## Exercise brief
Find the word "ohne" in the data, then copy each line where it is found.
□ □ □ □ □ □ □
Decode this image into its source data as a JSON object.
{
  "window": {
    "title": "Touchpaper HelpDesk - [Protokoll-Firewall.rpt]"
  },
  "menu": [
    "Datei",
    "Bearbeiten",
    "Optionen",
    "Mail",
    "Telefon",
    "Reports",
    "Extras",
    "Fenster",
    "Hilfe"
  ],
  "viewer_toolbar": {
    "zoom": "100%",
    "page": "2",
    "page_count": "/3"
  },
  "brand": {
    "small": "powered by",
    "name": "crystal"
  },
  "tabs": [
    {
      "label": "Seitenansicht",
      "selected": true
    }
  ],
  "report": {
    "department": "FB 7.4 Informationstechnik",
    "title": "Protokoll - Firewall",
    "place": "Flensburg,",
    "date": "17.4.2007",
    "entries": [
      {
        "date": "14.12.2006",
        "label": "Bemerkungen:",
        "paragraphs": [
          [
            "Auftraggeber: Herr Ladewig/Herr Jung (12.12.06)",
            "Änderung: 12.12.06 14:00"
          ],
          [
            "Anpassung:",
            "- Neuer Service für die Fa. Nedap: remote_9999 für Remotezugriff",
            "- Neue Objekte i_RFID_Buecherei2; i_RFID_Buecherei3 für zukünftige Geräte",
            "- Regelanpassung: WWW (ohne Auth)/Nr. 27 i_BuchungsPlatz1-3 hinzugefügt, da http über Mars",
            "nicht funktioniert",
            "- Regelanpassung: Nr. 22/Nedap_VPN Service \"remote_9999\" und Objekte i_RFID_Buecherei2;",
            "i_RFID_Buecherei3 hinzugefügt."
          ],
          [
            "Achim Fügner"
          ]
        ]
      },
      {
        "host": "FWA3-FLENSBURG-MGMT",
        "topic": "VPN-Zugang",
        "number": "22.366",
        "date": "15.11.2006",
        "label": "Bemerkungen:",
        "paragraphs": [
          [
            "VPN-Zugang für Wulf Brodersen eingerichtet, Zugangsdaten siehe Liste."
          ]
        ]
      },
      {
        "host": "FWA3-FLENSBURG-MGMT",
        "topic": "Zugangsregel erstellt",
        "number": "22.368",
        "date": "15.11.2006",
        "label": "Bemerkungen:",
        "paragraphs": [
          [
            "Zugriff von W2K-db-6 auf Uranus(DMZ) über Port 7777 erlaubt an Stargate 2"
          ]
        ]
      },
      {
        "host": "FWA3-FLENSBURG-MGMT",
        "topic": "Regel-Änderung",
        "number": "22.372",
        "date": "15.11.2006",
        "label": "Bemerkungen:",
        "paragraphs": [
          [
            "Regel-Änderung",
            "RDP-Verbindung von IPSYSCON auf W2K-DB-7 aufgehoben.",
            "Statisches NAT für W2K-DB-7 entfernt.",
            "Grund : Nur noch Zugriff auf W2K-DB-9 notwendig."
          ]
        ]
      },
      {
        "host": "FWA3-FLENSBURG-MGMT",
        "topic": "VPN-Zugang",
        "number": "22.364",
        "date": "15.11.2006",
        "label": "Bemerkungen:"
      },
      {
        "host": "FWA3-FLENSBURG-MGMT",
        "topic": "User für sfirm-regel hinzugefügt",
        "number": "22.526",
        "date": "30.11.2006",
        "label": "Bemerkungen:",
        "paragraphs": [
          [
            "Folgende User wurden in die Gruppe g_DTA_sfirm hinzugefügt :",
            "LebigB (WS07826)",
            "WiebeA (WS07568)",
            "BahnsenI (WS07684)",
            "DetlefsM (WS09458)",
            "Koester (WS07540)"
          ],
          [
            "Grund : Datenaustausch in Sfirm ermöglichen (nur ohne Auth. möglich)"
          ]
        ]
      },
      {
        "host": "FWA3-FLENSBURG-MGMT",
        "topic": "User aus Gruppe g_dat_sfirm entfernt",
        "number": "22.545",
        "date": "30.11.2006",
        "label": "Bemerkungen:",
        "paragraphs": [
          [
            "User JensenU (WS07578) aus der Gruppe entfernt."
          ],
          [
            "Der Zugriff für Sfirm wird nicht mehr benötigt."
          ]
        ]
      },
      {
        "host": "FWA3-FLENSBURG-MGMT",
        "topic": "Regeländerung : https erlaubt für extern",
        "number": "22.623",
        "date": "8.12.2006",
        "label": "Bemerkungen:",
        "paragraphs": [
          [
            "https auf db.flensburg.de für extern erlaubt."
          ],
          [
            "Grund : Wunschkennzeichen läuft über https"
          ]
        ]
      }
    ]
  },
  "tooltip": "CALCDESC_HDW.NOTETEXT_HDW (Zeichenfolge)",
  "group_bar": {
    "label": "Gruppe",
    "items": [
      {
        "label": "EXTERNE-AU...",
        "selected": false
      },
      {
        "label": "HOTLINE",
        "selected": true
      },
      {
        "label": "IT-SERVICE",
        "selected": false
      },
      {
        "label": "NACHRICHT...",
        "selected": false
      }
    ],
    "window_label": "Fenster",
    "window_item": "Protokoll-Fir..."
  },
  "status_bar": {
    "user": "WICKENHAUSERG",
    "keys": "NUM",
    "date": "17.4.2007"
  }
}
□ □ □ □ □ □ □
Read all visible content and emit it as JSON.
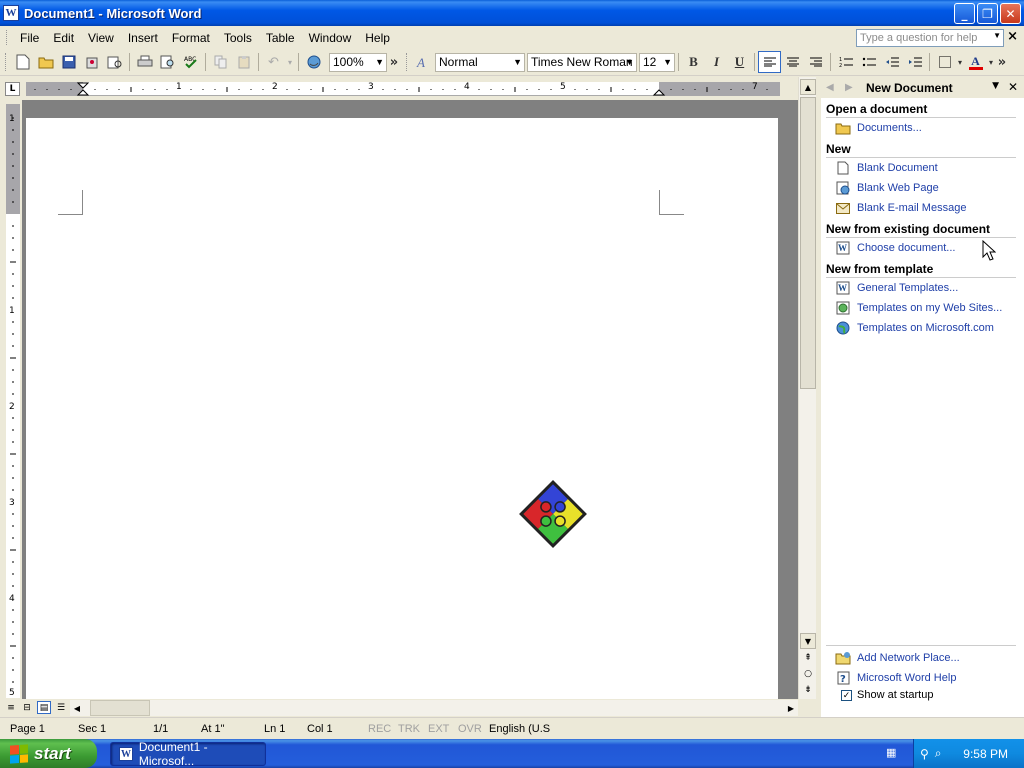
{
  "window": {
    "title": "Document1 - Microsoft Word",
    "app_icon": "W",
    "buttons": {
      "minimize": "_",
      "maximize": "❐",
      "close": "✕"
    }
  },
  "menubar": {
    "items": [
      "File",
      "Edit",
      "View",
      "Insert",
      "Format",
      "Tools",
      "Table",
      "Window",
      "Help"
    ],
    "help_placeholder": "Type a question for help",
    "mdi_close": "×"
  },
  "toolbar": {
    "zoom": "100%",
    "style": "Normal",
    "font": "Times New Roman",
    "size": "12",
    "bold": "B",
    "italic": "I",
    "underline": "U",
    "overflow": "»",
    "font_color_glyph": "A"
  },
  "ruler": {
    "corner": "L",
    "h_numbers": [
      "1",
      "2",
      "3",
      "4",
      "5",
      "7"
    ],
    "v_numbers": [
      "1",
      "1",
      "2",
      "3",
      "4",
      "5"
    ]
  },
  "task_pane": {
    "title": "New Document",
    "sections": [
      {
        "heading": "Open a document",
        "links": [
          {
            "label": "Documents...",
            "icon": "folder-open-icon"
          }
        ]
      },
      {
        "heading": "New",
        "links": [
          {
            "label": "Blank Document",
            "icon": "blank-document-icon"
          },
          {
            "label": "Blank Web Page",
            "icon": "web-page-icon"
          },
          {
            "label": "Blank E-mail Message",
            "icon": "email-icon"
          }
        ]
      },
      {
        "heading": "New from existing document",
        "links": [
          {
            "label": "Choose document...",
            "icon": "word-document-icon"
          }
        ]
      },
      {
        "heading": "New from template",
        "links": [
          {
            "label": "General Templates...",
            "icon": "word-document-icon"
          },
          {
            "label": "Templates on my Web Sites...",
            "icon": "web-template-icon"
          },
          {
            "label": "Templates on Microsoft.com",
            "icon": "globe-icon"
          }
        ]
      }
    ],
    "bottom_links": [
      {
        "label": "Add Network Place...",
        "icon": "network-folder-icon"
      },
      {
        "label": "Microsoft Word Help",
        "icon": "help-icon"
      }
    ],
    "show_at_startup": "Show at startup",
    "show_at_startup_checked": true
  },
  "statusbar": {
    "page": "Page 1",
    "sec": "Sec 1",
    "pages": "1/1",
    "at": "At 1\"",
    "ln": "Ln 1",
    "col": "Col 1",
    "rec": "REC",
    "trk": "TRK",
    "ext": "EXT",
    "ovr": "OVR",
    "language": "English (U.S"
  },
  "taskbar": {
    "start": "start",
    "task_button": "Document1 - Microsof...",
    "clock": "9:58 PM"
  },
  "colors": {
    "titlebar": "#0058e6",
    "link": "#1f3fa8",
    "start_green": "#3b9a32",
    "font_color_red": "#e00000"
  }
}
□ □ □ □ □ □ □
## Answer to the exercise
            "- Regelanpassung: WWW (ohne Auth)/Nr. 27 i_BuchungsPlatz1-3 hinzugefügt, da http über Mars",
            "Grund : Datenaustausch in Sfirm ermöglichen (nur ohne Auth. möglich)"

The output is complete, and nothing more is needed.